The back-button would not be available one Android and phones who have a back button. Ben also came with the idea that it could be swiped like on some apps on iPhone where a special function can feel whether you swiped from the VERY edge of the screen or ON the screen. Anyway, that is an issue for later; there may or may not be a back-button.
No GPS (second sketch, page 2)
Having decided where to go, the app will take you there unless your GPS is off or not working (it sometimes doesn’t work inside). If that is the case, this view will be shown, asking the user to either turn GPS on (which should be the top option), touch a NFC device (which every room would have), scan a QR-code (also on every door; the scanner would be built-in and automatically read the data) or manually enter a room number. As I am writing THIS I realise it may be useful to also be able to pick a quick-selection (if a person is outside Escape, doesn’t know the room number and can’t be bothered to move in to read it).
3D overview (third sketch, page 2)
Pretty much taken from Storyboard One, it will show the user a 3D overview of how to get to her destination. Note that this would be a static picture; some people just need a reminder, and making it wholly 3D may be a lot more work. If the user is several blocks away, the image would show a regular map with a route instead, until she came closer to the right block.
In the upper left corner the user can see where she is, and in the upper right a preiew of the schedule. The point here is to have NO OTHER things cluttering the map. It’s possible that block name letters may show, however.
If a user wants a guided tour to the destination, they can start the wayfinder, here called “Prat Nav”, but this is unlikely to be the final name.
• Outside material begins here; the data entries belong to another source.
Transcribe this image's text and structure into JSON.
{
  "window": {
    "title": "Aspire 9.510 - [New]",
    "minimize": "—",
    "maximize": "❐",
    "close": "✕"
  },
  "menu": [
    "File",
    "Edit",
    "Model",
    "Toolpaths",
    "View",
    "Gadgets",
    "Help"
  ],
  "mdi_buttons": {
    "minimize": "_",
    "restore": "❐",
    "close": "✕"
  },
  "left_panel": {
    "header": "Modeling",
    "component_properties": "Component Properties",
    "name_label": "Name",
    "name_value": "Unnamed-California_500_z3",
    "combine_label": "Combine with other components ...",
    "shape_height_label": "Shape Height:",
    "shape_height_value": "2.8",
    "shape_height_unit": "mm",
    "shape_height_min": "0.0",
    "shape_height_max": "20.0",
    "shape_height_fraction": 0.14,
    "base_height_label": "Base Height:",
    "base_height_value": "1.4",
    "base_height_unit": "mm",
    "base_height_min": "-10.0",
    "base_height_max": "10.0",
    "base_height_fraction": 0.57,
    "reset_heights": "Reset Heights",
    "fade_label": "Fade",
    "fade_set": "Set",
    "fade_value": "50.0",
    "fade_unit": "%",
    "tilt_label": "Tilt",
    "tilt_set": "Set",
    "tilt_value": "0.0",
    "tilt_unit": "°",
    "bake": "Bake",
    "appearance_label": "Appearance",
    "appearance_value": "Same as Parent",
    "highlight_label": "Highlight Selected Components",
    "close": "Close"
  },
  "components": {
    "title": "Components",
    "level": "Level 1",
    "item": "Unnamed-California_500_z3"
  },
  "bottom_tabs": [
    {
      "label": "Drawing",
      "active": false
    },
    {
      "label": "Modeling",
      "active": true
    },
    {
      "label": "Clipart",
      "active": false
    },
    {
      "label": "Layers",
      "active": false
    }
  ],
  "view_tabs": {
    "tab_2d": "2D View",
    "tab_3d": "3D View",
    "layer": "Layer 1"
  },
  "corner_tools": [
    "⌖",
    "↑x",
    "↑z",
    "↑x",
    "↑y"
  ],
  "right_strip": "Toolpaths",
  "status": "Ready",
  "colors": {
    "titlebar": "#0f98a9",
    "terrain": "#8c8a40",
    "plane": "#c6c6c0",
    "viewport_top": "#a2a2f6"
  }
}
Prat Nav / Wayfinder (first sketch, page 3)
Starting the wayfinder will show a 3D representation of where to go (with or without arrows). This may be a literal 3D rendering or possibly photographs ala Google StreetView.
The schedule is previewed and if the user does not use GPS, she can manually click herself forward on the screen (or use NFC touches) to move the guide along. If the GPS works, it will instead move this automatically. An idea as I was writing this up is to turn the screen red with a “turn around” symbol if they take a wrong turn like on Storyboard Three.
Calendar (second sketch, page 3)
If the user accesses the calendar/schedule from any way she can do this, a page similar to this would come up, where she can swipe left or right for days or up and down for the day she is on (a lot like any calendar out there). The only difference between this calendar and others is the functionality of actually tapping one of the boxes…
As we were reviewing this, Ben mentioned that we may rethink the technical option we chose: web-based app (shell app with website in it) as things like calendar integration with the device’s calendar wouldn’t work, and it could also be issues with using or turning on GPS.
Lecture (third sketch, page 3)
If a box is tapped, the lecture details pops up together with two chat rooms: one for the module and one for the room, showing how many are chatting there. This is how the Storyboard One meant and how Storyboard Two hints at (though that is for the course, not module).
Though this is likely a function we may drop, the user can also see the availability of the lecturer in this view and/or if there is a substitute this day.
Chat (first/second sketch, page 4)
Another blog post will shortly be made on the general idea about communication.
Clicking a chat icon at any place or starting chat via the menu would open a view like this one. Focus here is on ease of entering and ease of exiting it. My original idea was to have the list of “channels” be slidable at the top (see the pic next to the first one), however from a conversation with Ben, one of us quite insightfully pointed out that the whole chat could just as easily be slided. It would be the same effort but without having to tap the chat, and may also encourage other social interaction.